Time is money in the construction and real estate industries, so even when it is sage advice to document agreements, changes, and conversations in writing, the reality is that projects and deals often move so quickly that it is impractical, if not impossible, to do so by traditional means and methods. The growth of electronic communications has made this easier, however. And utilizing electronic means of communicating and documenting agreements is not only permissible, in many instances it is critical to keeping a project or deal on target.
The Uniform Electronic Transactions Act (UETA) is a uniform act that has been adopted by most states, including Minnesota (Minn. Stat. Ch. 325L). The act gives legal recognition to electronic signatures and contracts if the parties agreed to conduct business electronically. The parties do not have to make an express statement to transact business electronically. There agreement can be gleaned from the parties’ conduct. In the construction and real estate industries, it can streamline and speed up business.
One purpose of the UETA is to keep conducting business up to date with technological advancements and the practical realities of how business is performed these days. The UETA removes barriers to electronic commerce, and it likely plays a role in how you do business without you even knowing it.

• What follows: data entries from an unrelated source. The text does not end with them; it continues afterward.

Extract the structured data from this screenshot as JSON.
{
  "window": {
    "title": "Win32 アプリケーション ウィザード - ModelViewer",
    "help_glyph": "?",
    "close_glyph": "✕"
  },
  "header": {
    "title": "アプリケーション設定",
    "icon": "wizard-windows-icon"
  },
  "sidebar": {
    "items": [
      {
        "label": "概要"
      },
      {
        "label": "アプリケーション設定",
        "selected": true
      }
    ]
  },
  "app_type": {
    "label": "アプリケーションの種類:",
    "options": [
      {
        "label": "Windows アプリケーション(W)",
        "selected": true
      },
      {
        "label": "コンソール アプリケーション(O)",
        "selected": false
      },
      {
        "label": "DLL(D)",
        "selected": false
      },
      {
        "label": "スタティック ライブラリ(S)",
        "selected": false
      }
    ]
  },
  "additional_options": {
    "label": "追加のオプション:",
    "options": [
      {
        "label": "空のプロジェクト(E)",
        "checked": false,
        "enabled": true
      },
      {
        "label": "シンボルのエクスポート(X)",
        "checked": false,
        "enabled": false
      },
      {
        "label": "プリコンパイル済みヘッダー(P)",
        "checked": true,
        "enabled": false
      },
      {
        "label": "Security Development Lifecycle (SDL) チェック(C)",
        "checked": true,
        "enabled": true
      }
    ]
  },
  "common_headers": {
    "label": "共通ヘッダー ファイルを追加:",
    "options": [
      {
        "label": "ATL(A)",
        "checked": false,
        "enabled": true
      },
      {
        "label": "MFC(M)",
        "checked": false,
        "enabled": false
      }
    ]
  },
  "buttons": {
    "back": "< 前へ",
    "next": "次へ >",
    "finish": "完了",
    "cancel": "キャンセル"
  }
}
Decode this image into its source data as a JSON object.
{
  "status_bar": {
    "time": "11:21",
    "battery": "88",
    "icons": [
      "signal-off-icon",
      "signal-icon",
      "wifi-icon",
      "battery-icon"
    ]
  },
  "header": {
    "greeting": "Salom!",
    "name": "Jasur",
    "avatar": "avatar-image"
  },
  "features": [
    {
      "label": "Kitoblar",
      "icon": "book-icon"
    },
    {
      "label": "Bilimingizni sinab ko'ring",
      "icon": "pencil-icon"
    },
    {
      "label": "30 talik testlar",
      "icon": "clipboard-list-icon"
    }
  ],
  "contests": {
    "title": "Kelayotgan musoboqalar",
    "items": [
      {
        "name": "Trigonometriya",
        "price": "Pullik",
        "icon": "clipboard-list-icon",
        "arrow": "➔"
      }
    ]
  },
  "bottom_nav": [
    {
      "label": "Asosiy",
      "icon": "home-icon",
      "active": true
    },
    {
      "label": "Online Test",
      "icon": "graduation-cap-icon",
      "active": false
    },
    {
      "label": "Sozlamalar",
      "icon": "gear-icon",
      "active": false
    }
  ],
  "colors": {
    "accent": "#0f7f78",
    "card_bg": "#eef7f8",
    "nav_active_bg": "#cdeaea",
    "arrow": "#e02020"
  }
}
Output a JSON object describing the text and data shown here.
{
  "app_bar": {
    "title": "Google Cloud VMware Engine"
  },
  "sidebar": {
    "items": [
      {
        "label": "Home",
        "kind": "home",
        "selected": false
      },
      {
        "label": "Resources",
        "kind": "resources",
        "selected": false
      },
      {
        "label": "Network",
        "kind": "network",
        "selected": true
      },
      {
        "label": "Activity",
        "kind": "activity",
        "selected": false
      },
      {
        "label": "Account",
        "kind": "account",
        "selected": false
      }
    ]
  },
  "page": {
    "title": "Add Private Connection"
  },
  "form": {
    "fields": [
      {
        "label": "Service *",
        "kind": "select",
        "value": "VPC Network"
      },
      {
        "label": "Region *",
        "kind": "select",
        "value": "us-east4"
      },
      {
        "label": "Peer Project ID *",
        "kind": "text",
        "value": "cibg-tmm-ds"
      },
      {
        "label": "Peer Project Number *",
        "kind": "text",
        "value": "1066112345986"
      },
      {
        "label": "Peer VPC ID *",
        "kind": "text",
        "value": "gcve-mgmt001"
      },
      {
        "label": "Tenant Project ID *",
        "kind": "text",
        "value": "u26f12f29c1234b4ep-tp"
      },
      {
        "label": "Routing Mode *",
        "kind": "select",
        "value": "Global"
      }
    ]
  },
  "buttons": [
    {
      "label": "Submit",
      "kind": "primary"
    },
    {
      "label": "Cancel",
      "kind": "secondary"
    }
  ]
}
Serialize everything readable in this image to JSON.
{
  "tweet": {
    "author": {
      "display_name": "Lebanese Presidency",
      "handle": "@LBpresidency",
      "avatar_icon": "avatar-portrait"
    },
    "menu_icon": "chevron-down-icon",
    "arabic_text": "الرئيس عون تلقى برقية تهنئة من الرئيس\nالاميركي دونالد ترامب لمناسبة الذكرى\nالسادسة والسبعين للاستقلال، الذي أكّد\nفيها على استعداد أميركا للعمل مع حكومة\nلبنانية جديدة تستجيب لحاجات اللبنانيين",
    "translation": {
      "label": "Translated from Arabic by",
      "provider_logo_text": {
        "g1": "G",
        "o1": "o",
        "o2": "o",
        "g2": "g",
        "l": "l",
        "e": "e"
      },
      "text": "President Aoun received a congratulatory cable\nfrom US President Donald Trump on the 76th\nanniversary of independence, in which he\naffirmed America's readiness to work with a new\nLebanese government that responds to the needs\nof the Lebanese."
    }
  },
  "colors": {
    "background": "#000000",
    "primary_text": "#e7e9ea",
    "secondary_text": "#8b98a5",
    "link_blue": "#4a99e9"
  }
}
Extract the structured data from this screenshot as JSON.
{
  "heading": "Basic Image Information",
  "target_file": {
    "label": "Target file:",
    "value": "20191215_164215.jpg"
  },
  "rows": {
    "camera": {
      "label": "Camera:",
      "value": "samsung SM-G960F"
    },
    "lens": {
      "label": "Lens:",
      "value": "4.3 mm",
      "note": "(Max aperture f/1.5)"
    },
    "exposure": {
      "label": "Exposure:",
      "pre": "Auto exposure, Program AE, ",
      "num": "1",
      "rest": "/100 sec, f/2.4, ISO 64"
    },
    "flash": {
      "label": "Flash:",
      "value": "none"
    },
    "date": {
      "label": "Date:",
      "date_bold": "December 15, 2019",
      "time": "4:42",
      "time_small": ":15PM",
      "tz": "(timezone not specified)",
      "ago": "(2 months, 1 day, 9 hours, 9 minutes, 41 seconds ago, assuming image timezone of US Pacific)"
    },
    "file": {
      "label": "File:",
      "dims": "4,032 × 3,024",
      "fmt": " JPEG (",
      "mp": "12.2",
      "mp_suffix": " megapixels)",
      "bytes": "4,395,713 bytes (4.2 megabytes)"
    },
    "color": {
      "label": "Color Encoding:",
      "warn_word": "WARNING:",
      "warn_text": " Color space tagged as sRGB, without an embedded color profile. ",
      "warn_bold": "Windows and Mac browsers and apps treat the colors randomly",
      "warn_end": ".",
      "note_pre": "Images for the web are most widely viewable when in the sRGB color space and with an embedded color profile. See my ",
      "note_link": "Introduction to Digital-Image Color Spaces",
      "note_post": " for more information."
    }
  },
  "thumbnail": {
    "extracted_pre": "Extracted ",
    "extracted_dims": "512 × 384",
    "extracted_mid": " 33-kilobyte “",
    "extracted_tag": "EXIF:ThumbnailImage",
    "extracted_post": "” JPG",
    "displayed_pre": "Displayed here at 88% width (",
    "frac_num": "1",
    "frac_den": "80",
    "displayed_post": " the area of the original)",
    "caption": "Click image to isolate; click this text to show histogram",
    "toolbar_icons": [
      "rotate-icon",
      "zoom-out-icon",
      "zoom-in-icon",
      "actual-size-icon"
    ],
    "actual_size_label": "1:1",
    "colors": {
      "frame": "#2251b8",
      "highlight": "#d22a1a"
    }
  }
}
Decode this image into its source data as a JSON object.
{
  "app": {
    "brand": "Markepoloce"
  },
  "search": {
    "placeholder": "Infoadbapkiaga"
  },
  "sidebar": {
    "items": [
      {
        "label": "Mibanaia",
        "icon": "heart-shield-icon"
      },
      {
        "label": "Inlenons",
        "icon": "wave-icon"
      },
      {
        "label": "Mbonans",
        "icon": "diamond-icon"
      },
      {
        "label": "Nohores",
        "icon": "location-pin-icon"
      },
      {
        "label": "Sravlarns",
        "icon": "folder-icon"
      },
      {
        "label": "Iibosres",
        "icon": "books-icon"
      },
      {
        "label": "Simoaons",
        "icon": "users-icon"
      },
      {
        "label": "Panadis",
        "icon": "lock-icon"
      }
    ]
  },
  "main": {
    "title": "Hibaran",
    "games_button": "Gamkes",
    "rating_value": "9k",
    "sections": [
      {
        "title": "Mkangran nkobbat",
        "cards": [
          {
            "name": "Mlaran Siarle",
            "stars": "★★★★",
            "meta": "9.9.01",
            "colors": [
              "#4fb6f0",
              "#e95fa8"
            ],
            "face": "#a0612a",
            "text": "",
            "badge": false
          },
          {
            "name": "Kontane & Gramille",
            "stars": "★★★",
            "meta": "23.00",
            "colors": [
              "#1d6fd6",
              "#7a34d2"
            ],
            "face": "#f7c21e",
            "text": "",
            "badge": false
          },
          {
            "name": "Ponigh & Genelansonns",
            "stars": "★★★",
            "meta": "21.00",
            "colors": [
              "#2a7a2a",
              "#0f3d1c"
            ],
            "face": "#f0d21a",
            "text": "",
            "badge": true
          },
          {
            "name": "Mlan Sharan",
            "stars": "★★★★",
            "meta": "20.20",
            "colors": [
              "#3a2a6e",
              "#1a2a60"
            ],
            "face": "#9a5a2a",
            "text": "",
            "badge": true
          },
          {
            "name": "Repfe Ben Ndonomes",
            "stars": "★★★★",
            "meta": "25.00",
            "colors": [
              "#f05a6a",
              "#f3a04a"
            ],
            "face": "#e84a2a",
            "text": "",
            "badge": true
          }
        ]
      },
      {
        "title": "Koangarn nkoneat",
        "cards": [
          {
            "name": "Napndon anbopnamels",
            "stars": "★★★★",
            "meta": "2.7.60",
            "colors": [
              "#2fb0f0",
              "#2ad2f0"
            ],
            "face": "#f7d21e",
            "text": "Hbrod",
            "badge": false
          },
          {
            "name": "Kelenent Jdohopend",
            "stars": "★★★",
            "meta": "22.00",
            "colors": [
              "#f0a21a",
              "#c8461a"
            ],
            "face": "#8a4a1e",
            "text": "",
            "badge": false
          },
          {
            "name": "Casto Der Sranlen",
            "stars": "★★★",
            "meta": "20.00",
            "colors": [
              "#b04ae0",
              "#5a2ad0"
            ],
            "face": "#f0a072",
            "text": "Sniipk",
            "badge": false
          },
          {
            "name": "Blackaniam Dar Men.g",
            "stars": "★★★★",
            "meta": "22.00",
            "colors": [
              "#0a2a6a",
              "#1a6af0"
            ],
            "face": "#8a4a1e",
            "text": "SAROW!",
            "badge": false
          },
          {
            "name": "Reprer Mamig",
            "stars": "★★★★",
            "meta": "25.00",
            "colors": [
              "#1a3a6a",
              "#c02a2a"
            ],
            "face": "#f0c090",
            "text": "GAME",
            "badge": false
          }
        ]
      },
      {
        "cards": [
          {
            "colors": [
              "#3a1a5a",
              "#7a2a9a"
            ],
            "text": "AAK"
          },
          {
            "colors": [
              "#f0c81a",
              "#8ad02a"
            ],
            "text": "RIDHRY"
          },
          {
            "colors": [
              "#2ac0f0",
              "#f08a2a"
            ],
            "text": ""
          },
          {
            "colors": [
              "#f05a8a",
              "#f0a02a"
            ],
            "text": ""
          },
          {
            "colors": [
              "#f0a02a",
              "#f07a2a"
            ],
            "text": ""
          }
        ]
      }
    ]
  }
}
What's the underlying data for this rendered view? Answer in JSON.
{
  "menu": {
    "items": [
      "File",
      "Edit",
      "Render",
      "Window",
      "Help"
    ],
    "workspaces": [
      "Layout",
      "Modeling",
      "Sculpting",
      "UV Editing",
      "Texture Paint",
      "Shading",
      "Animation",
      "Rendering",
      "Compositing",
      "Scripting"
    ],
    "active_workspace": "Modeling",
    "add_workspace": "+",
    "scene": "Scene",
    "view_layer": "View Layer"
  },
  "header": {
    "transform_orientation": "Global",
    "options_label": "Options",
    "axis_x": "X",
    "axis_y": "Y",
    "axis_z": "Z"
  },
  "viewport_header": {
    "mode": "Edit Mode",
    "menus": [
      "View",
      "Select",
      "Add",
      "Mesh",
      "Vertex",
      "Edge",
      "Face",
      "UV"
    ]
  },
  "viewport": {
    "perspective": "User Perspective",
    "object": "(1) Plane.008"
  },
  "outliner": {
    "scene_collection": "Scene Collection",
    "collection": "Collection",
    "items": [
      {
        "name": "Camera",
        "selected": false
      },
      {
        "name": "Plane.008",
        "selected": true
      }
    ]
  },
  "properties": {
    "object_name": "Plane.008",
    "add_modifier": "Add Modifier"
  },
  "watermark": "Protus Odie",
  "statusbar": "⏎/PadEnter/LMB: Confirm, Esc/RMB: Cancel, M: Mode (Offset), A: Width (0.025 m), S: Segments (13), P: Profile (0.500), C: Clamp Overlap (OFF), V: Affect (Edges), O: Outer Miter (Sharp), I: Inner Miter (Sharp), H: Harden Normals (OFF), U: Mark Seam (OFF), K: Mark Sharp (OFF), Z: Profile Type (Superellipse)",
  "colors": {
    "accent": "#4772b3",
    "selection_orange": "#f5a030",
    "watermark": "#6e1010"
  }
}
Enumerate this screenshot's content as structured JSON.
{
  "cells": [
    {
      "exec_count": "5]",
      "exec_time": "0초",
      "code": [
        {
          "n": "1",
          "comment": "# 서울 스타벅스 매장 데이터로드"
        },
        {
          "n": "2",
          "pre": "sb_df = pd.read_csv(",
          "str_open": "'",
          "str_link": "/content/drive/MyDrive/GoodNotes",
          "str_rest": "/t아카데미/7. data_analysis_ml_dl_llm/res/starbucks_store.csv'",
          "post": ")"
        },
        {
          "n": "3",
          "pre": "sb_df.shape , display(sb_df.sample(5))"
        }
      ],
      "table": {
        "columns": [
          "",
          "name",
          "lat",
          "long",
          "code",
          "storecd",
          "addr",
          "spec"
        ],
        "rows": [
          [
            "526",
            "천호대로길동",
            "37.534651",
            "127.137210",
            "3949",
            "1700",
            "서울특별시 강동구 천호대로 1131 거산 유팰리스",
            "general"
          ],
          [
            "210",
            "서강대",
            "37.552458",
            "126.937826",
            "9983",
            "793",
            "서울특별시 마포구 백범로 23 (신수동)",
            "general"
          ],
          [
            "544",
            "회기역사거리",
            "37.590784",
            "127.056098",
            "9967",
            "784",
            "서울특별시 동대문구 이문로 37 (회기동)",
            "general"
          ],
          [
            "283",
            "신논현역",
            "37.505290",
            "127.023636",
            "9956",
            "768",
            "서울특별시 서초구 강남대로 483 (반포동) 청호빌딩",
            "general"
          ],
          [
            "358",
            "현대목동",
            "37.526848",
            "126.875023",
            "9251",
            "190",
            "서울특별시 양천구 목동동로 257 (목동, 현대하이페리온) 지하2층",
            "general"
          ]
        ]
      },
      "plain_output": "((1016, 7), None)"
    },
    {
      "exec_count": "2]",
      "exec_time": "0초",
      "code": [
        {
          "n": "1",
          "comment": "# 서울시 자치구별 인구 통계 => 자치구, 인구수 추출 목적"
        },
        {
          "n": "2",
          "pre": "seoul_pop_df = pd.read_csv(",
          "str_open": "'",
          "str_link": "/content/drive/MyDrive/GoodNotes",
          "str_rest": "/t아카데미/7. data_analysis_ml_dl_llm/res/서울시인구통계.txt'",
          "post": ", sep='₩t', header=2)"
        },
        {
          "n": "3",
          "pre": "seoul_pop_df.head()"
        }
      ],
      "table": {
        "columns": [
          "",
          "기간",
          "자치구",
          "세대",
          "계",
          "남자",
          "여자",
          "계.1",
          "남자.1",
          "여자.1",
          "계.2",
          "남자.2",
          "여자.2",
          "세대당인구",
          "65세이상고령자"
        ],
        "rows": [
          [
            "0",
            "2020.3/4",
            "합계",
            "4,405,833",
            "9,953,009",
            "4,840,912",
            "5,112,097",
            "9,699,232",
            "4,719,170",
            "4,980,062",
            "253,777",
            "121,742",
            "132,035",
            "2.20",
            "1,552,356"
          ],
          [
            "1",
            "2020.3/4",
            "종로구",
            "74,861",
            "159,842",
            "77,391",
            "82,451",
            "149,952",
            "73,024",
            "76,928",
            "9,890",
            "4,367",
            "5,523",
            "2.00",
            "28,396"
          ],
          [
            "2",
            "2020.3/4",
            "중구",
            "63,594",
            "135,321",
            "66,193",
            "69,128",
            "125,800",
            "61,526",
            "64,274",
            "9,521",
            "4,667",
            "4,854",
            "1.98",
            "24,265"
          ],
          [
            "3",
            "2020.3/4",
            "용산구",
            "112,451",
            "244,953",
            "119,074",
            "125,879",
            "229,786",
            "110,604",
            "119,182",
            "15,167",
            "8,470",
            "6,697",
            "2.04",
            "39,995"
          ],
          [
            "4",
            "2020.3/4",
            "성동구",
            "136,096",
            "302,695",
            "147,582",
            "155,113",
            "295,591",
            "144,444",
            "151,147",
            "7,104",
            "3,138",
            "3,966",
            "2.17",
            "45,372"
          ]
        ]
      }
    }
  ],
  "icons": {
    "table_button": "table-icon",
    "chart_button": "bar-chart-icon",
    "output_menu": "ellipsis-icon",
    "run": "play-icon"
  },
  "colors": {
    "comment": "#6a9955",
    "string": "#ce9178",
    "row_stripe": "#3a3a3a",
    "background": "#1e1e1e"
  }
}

Importantly, the UETA is procedural, not substantive. Therefore, it does not change or impact contract law that would otherwise apply (e.g. state law, statute of frauds, agency law). For instance, if a contract is required to be in writing and signed, the UETA does not eliminate or change those requirements. It simply permits electronic means of producing a “writing” and “signing” a contract.
Many construction and real estate contracts/documents are required (by law or by the terms of the documents) to be signed. The UETA permits electronic signature of those documents. Per the UETA, a signature is defined as “an electronic sound, symbol, or process attached to or logically associated with a record and executed or adopted by a person with the intent to sign the record. “Placing your name at the end of e-mail could be enough to satisfy this requirement. Hitting send on a text message could likewise constitute a signature, as this could be construed as a process logically associated with a record that a person performs with the intent to sign that record.
While it is unlikely that parties would have a complicated construction project or real estate deal solely documented by solely by electronic means, the ability to document portions of a project electronically could serve a very useful purpose (e.g. a cloud-based portal for execution of change orders that can be accessed and executed through smart phones by the representatives with proper authority).
If you have questions about how to incorporate the provisions of the UETA into your real estate or construction business and dealings, we would be happy to speak with you.